|Xan Burley in Dome. Photo: Yi-Chun Wu|
The Joyce program leads off with Castles (2004), representative of Varone's essential style. It's marked by a matrix of pin spotlights (by Jane Cox and Joshua Epstein), at times reduced to light just the stage's perimeter. The lively, danceable music, Prokofiev's Waltz Suite, Opus 110, coaxes the mood from carnivalesque to martial to grandiose. The 3/4 tempo accommodates Varone's affinity for dropping weight into the ground. Xan Burley is particularly effective in this dance—lush, boneless, muscular.
|Doug Varone in The Fabulist. Photo: Yi-Chun Wu|

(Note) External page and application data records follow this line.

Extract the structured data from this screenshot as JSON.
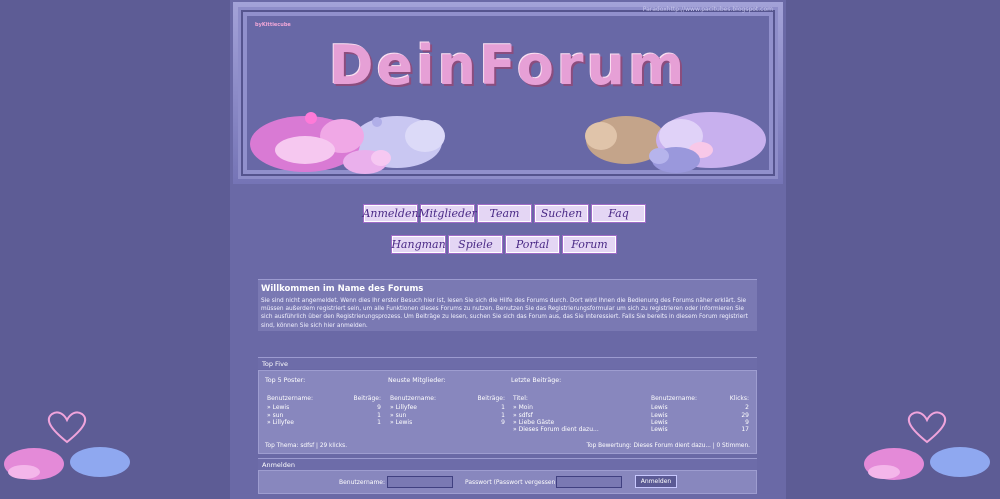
{
  "banner": {
    "tag": "byKittiecube",
    "credit": "Paradoxhttp://www.pacitubes.blogspot.com",
    "title": "DeinForum"
  },
  "nav": {
    "row1": [
      "Anmelden",
      "Mitglieder",
      "Team",
      "Suchen",
      "Faq"
    ],
    "row2": [
      "Hangman",
      "Spiele",
      "Portal",
      "Forum"
    ]
  },
  "welcome": {
    "title": "Willkommen im Name des Forums",
    "text": "Sie sind nicht angemeldet. Wenn dies Ihr erster Besuch hier ist, lesen Sie sich die Hilfe des Forums durch. Dort wird Ihnen die Bedienung des Forums näher erklärt. Sie müssen außerdem registriert sein, um alle Funktionen dieses Forums zu nutzen. Benutzen Sie das Registrierungsformular um sich zu registrieren oder informieren Sie sich ausführlich über den Registrierungsprozess. Um Beiträge zu lesen, suchen Sie sich das Forum aus, das Sie interessiert. Falls Sie bereits in diesem Forum registriert sind, können Sie sich hier anmelden."
  },
  "topfive": {
    "header": "Top Five",
    "posters": {
      "title": "Top 5 Poster:",
      "col_user": "Benutzername:",
      "col_count": "Beiträge:",
      "rows": [
        {
          "name": "» Lewis",
          "count": "9"
        },
        {
          "name": "» sun",
          "count": "1"
        },
        {
          "name": "» Lillyfee",
          "count": "1"
        }
      ]
    },
    "members": {
      "title": "Neuste Mitglieder:",
      "col_user": "Benutzername:",
      "col_count": "Beiträge:",
      "rows": [
        {
          "name": "» Lillyfee",
          "count": "1"
        },
        {
          "name": "» sun",
          "count": "1"
        },
        {
          "name": "» Lewis",
          "count": "9"
        }
      ]
    },
    "posts": {
      "title": "Letzte Beiträge:",
      "col_title": "Titel:",
      "col_user": "Benutzername:",
      "col_clicks": "Klicks:",
      "rows": [
        {
          "title": "» Moin",
          "user": "Lewis",
          "clicks": "2"
        },
        {
          "title": "» sdfsf",
          "user": "Lewis",
          "clicks": "29"
        },
        {
          "title": "» Liebe Gäste",
          "user": "Lewis",
          "clicks": "9"
        },
        {
          "title": "» Dieses Forum dient dazu...",
          "user": "Lewis",
          "clicks": "17"
        }
      ]
    },
    "top_thema": "Top Thema: sdfsf | 29 klicks.",
    "top_bewertung": "Top Bewertung: Dieses Forum dient dazu... | 0 Stimmen."
  },
  "login": {
    "header": "Anmelden",
    "user_label": "Benutzername:",
    "pass_label": "Passwort (Passwort vergessen):",
    "button": "Anmelden"
  },
  "colors": {
    "background": "#5d5c95",
    "page": "#6a69a6",
    "panel": "#8887be",
    "nav_button": "#e4d6f4",
    "title_pink": "#e6a0d6"
  }
}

Dome, the group premiere, builds on the angular, fitful phrasing. To Christopher Rouse's strange, at times cyclonic Trombone Concerto, it feels emotionally dark (despite Jane Cox's golden lighting) and vaguely post-disaster. The dancers read as detached from one another, in contrast to their usual cohesiveness; they move robotically, bursting into a phrase, or freezing in arabesques or beaching themselves on the floor apathetically. Hsiao-Jou Tang captures the sense of resigned doom in her elegant, economical phrasing. In a flurry of brass instruments, the eight dancers finally trundle together, each raising an arm. Dome showed some fresh approaches from an established choreographer.